“Mid-levels can provide the care, which can be easily learned, but awareness is key. Awareness is half the battle: awareness of what is likely to occur as a result of treatments, what the appropriate screening tests are, and—importantly—what interventions work to treat or prevent treatment-related side effects.”
So what are the next steps to overcoming those challenges to improve survivorship care?
“We need to define the essential elements of survivorship care—a common denominator. I think if you asked 10 different people now, you would get 10 different answers. We're just beginning to think about this, but it's important now for everyone to be thinking about survivorship from the get-go—what is most feasible and most effective.

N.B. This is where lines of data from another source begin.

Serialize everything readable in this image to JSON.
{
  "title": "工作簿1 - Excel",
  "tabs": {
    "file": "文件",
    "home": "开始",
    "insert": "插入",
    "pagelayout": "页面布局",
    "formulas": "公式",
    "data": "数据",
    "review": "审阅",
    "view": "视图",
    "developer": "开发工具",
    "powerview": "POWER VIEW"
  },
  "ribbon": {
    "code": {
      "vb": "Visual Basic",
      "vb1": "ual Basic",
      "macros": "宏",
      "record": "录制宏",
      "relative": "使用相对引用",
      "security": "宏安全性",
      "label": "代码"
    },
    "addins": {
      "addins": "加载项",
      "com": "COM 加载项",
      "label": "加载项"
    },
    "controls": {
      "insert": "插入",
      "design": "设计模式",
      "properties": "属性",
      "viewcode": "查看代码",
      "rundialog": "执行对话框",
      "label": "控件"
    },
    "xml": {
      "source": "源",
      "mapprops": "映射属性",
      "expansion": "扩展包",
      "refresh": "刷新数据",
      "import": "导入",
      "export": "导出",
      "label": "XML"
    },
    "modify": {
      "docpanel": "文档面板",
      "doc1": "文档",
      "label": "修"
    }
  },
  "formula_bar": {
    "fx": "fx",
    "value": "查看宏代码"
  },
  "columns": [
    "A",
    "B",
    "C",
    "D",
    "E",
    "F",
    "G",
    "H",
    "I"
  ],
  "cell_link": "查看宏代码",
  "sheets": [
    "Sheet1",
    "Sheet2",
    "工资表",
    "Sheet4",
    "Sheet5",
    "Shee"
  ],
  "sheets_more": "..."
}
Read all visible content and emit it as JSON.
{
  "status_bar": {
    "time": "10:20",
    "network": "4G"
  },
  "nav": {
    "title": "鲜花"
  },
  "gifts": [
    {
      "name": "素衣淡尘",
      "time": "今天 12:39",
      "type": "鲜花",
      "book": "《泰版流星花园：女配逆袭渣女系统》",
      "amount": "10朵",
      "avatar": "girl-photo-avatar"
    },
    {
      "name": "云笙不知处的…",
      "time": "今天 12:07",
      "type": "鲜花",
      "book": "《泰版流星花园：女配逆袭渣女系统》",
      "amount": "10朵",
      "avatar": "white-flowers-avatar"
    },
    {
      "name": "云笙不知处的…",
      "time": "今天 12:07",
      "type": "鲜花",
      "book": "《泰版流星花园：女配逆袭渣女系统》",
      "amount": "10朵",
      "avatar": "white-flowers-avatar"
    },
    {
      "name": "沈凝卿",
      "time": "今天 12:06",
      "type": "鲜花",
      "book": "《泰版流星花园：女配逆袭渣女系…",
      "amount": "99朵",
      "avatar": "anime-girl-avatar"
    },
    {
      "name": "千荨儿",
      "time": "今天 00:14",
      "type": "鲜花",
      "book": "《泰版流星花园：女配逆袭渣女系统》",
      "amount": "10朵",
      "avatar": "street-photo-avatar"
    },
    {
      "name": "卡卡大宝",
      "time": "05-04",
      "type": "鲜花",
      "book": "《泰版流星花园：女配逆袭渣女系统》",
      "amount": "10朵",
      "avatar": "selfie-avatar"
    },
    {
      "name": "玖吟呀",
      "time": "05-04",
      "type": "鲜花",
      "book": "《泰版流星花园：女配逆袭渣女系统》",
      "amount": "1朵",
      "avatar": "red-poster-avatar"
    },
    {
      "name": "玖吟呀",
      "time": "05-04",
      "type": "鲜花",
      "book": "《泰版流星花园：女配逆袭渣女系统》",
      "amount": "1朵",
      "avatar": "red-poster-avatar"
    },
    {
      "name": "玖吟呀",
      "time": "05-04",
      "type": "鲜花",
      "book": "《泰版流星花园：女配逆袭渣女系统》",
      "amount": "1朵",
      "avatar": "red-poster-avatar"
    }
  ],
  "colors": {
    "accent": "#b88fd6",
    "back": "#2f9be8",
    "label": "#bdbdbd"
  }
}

“Another important point is that we need to think about the community practice oncologists and the community practice primary care providers dealing with cancer patients, because most patients are treated in the community rather than in cancer centers. We need to design and test interventions that are feasible, simple, and cost effective not just in larger cancer centers, but in the community practices, too.
“And just as understanding in molecular tumor biology, genomic profiling, and targeted therapy is increasing, we need to apply more scientific research to survivorship care. We need to keep pace and find out more about polymorphisms, genetic profiles, pharmacogenomics, and genetics—because they can be important factors in predicting toxicities or predicting benefits from interventions. The biology is relevant to show who develops what side effect.”
What is the role for ASCO and the Survivorship Committee in making these changes?
“A particular focus is education: identifying the critical gaps in knowledge, which extends to primary care providers, oncologists, and patients, and whenever possible making that information easily accessible. In the ACSO Survivorship Committee, focused sub-committees are defining the essential elements of treatment summaries and survivorship care plans; developing a ‘Tool Box’ of survivorship resources; and developing and producing guidelines for common treatment related side-effects and education.
“One of the products we hope to create is an education curriculum of the essential elements that oncologists and primary care providers need to know about survivorship care. There's a fair amount of educational material already available, but it's not collected in one place in an accessible way.”
Earlier articles in this continuing series explored other key issues on survivorship care:
* Delivery models and care plans (9/10/12 issue),
* The nurse's role on the care team (10/10/12 Nursing Hem/Onc Spotlight),
* The persistent psychological effects survivors face (11/10/12 issue),
* The overlooked late effects of breast cancer survivors (4/10/13 issue), and
* How to keep survivors of childhood and AYA cancers in follow-up care (9/25/13 issue).
The award-winning series is also posted in this Collection on the OT website: http://bit.ly/OT-SurvivorshipSeries-SarahDiGiulio.
© 2013 by Lippincott Williams & Wilkins, Inc.